Manufacturing conditions remain healthy in China although the pace of growth moderated in December with new orders rising only fractionally and pressure mounting on export orders, according to the latest research data on the world’s second biggest economy.
Production rose overall in China during the month but fell to a 3-month low, according to the HSBC Purchasing Managers’ Index report from HSBC and partner Markit, which showed the PMI easing from November’s 8-month high. The weakness was reflected in lower payroll reported by manufacturers in China as employers declined to replace workers who quit voluntarily.

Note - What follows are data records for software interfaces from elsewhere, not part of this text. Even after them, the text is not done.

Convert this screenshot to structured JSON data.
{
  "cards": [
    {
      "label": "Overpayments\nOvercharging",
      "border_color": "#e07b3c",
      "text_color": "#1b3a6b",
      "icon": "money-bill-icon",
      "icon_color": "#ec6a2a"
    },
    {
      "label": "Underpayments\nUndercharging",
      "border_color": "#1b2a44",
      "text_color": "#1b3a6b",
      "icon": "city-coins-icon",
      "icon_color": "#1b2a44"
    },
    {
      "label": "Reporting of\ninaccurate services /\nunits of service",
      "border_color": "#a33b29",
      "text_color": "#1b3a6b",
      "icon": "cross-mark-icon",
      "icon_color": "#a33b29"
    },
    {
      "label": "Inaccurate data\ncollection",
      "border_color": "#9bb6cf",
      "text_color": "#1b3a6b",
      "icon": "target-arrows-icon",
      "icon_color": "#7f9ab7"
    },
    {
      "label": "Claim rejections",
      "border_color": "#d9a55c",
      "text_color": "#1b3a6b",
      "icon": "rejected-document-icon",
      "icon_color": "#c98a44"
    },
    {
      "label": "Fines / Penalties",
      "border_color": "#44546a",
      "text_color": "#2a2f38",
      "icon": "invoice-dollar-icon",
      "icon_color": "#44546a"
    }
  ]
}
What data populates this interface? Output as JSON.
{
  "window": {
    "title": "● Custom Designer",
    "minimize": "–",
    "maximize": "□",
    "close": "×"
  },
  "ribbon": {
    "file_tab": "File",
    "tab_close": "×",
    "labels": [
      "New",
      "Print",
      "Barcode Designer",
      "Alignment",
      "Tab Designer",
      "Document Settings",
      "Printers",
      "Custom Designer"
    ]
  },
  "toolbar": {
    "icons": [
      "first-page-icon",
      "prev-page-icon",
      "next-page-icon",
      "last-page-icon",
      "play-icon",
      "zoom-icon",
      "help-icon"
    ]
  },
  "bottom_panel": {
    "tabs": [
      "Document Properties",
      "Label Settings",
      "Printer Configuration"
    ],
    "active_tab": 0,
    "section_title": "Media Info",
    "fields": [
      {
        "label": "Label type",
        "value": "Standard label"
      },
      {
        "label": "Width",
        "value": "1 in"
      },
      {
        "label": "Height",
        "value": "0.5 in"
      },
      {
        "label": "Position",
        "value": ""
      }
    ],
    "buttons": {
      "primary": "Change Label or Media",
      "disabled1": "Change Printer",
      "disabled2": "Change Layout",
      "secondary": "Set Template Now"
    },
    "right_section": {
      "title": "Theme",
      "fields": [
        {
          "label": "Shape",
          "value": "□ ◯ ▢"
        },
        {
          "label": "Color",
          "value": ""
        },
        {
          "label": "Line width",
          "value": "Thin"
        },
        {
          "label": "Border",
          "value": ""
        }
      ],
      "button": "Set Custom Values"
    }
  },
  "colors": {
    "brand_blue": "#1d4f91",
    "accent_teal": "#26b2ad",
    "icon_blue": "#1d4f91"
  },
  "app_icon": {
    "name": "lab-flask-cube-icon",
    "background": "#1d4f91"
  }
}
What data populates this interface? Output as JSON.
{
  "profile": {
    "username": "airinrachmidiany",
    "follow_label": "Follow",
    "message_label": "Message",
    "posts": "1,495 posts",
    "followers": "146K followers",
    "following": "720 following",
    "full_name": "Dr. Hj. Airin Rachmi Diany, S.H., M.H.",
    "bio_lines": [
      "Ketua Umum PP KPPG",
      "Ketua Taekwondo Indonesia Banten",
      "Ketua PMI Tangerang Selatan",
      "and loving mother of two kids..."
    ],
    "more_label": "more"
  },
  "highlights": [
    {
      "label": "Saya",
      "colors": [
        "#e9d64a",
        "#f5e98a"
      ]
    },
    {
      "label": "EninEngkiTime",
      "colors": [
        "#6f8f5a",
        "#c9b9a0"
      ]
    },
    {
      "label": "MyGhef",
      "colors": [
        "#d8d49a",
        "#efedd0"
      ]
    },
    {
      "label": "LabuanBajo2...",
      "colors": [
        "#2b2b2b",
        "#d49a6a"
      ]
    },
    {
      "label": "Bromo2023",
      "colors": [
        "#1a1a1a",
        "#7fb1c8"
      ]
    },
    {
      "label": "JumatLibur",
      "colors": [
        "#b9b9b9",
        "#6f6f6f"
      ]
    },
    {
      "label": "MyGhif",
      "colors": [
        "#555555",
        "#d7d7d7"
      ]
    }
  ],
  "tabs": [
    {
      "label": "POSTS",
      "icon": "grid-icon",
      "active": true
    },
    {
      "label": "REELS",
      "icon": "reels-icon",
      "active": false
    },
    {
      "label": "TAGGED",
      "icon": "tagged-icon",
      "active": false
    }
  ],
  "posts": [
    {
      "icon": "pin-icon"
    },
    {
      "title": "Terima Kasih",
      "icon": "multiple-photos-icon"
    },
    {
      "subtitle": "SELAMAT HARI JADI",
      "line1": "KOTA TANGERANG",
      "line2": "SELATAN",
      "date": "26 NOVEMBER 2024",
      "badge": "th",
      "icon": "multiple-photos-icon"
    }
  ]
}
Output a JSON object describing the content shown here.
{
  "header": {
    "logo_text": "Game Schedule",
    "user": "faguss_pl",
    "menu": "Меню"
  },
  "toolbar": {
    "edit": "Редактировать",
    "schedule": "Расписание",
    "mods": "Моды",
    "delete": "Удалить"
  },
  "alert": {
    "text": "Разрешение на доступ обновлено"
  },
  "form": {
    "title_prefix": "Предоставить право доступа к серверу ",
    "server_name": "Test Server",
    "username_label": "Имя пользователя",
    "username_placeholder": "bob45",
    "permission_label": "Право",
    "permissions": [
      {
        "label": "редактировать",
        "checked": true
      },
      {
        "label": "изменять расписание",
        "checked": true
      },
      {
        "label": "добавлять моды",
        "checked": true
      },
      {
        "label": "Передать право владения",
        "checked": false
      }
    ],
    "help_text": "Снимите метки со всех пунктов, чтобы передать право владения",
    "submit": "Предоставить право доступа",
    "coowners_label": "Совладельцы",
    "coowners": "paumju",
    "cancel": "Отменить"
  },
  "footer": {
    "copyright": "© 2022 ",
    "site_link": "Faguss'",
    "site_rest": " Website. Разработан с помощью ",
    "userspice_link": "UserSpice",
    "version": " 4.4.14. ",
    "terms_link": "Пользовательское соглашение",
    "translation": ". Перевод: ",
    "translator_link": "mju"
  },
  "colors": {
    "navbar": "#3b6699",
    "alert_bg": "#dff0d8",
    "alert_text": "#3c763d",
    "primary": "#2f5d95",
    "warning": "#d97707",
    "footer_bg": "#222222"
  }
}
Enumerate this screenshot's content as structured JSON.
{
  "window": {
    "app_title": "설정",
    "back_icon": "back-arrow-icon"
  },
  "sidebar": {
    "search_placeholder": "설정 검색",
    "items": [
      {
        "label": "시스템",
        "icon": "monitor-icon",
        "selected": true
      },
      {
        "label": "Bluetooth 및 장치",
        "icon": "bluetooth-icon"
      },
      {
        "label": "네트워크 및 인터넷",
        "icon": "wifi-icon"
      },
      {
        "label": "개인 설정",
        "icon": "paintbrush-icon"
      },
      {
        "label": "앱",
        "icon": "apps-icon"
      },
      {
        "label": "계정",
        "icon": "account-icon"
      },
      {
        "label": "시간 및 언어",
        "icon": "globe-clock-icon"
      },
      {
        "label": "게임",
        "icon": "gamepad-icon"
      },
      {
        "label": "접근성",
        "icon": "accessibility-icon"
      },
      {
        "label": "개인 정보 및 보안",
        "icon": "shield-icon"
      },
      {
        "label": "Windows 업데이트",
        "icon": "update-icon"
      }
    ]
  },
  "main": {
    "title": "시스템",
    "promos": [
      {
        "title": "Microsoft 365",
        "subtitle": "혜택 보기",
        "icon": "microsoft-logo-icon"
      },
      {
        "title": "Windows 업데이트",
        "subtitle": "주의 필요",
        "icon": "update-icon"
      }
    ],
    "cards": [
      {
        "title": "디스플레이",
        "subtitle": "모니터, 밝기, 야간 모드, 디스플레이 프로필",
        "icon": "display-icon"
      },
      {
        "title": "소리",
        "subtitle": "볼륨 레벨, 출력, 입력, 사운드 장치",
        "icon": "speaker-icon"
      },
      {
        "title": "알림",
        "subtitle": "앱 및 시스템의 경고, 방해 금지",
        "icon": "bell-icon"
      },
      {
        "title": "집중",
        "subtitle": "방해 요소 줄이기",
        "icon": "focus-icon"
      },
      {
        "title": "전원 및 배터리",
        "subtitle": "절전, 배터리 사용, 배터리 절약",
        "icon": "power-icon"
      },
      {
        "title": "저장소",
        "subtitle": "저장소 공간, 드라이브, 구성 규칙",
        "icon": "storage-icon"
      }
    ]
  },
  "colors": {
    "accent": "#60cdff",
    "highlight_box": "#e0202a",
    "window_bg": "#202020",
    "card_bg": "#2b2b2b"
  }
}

Despite the slight weakness, the PMI remained in December above 50, the level that points to continued manufacturing expansion. The HSBC/Markit report said China’s manufacturing PMI was 50.5 in December, down from 50.8 in November although purchasing activities continued to strengthen, climbing during the month for the fifth consecutive month. Respondents to the HSBC/Markit monthly survey cited rising production as one of the factors behind the upswing in purchasing orders.
“The moderation of December’s final HSBC China Manufacturing PMI was mainly due to slower output growth. However, the final PMI sustained the fifth above-50 reading in a row thanks to a steady increase of new orders,” said Hongbin Qu, chief economist, China & co-head of Asian Economic Research at HSBC, in a report. “The recovering momentum since August 2013 is continuing into 2014, in our view. With inflation still benign, we expect the current monetary and fiscal policy to remain in place to support growth.”